- _EXERCISE DETAILS_:
Line by line, copy the material below exactly as given.

Content starts

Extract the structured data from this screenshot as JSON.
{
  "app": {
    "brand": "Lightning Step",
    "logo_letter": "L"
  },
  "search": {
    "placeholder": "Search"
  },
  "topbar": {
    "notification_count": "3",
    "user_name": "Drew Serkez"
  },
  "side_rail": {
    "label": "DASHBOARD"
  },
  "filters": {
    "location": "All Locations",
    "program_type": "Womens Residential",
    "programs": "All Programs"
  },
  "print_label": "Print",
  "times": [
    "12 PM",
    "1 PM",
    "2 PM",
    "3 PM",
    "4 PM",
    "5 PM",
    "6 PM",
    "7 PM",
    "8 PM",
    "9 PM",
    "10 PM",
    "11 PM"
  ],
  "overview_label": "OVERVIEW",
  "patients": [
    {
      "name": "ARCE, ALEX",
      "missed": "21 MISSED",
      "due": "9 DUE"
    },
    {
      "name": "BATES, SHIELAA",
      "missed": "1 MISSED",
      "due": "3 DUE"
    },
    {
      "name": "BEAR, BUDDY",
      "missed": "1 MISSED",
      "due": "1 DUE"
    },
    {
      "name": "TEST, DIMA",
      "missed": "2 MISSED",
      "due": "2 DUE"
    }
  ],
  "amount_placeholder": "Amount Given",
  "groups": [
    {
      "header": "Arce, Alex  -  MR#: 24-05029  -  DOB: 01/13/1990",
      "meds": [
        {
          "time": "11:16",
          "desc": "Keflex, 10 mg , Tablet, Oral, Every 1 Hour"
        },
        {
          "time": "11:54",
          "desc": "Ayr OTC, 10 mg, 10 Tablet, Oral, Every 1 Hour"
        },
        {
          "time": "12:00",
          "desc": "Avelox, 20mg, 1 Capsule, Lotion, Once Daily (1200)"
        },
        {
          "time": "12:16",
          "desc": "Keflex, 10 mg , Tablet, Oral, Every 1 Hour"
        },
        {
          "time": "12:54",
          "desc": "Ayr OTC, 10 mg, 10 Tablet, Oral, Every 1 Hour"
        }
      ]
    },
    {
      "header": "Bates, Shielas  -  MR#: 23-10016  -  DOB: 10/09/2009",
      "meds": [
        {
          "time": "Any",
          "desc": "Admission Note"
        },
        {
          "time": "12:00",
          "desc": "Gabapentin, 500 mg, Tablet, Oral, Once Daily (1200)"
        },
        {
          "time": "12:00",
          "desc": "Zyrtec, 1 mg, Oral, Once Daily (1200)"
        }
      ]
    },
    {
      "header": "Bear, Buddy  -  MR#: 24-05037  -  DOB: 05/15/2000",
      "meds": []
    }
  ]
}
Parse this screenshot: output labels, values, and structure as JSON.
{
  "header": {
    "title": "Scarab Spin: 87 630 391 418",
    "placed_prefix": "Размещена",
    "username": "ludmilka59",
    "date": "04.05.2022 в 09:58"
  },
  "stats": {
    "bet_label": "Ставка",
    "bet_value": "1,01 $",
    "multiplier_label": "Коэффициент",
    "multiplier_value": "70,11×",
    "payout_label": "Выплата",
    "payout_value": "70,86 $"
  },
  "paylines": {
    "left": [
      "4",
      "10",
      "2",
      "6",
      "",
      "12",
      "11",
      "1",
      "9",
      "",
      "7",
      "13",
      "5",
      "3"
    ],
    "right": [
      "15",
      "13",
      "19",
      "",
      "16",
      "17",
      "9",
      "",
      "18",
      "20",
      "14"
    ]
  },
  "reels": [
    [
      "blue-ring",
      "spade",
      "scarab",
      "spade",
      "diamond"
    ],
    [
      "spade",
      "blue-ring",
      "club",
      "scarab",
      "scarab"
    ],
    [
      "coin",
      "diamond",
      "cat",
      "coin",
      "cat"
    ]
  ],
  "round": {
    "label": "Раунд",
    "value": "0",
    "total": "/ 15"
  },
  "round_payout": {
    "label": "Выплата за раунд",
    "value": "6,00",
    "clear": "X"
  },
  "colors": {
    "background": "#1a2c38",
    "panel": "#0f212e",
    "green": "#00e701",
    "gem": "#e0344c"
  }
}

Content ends

- _YOUR RESPONSE_:
Extract the structured data from this screenshot as JSON.
{
  "app": {
    "brand": "Lightning Step",
    "logo_letter": "L"
  },
  "search": {
    "placeholder": "Search"
  },
  "topbar": {
    "notification_count": "3",
    "user_name": "Drew Serkez"
  },
  "side_rail": {
    "label": "DASHBOARD"
  },
  "filters": {
    "location": "All Locations",
    "program_type": "Womens Residential",
    "programs": "All Programs"
  },
  "print_label": "Print",
  "times": [
    "12 PM",
    "1 PM",
    "2 PM",
    "3 PM",
    "4 PM",
    "5 PM",
    "6 PM",
    "7 PM",
    "8 PM",
    "9 PM",
    "10 PM",
    "11 PM"
  ],
  "overview_label": "OVERVIEW",
  "patients": [
    {
      "name": "ARCE, ALEX",
      "missed": "21 MISSED",
      "due": "9 DUE"
    },
    {
      "name": "BATES, SHIELAA",
      "missed": "1 MISSED",
      "due": "3 DUE"
    },
    {
      "name": "BEAR, BUDDY",
      "missed": "1 MISSED",
      "due": "1 DUE"
    },
    {
      "name": "TEST, DIMA",
      "missed": "2 MISSED",
      "due": "2 DUE"
    }
  ],
  "amount_placeholder": "Amount Given",
  "groups": [
    {
      "header": "Arce, Alex  -  MR#: 24-05029  -  DOB: 01/13/1990",
      "meds": [
        {
          "time": "11:16",
          "desc": "Keflex, 10 mg , Tablet, Oral, Every 1 Hour"
        },
        {
          "time": "11:54",
          "desc": "Ayr OTC, 10 mg, 10 Tablet, Oral, Every 1 Hour"
        },
        {
          "time": "12:00",
          "desc": "Avelox, 20mg, 1 Capsule, Lotion, Once Daily (1200)"
        },
        {
          "time": "12:16",
          "desc": "Keflex, 10 mg , Tablet, Oral, Every 1 Hour"
        },
        {
          "time": "12:54",
          "desc": "Ayr OTC, 10 mg, 10 Tablet, Oral, Every 1 Hour"
        }
      ]
    },
    {
      "header": "Bates, Shielas  -  MR#: 23-10016  -  DOB: 10/09/2009",
      "meds": [
        {
          "time": "Any",
          "desc": "Admission Note"
        },
        {
          "time": "12:00",
          "desc": "Gabapentin, 500 mg, Tablet, Oral, Once Daily (1200)"
        },
        {
          "time": "12:00",
          "desc": "Zyrtec, 1 mg, Oral, Once Daily (1200)"
        }
      ]
    },
    {
      "header": "Bear, Buddy  -  MR#: 24-05037  -  DOB: 05/15/2000",
      "meds": []
    }
  ]
}
Parse this screenshot: output labels, values, and structure as JSON.
{
  "header": {
    "title": "Scarab Spin: 87 630 391 418",
    "placed_prefix": "Размещена",
    "username": "ludmilka59",
    "date": "04.05.2022 в 09:58"
  },
  "stats": {
    "bet_label": "Ставка",
    "bet_value": "1,01 $",
    "multiplier_label": "Коэффициент",
    "multiplier_value": "70,11×",
    "payout_label": "Выплата",
    "payout_value": "70,86 $"
  },
  "paylines": {
    "left": [
      "4",
      "10",
      "2",
      "6",
      "",
      "12",
      "11",
      "1",
      "9",
      "",
      "7",
      "13",
      "5",
      "3"
    ],
    "right": [
      "15",
      "13",
      "19",
      "",
      "16",
      "17",
      "9",
      "",
      "18",
      "20",
      "14"
    ]
  },
  "reels": [
    [
      "blue-ring",
      "spade",
      "scarab",
      "spade",
      "diamond"
    ],
    [
      "spade",
      "blue-ring",
      "club",
      "scarab",
      "scarab"
    ],
    [
      "coin",
      "diamond",
      "cat",
      "coin",
      "cat"
    ]
  ],
  "round": {
    "label": "Раунд",
    "value": "0",
    "total": "/ 15"
  },
  "round_payout": {
    "label": "Выплата за раунд",
    "value": "6,00",
    "clear": "X"
  },
  "colors": {
    "background": "#1a2c38",
    "panel": "#0f212e",
    "green": "#00e701",
    "gem": "#e0344c"
  }
}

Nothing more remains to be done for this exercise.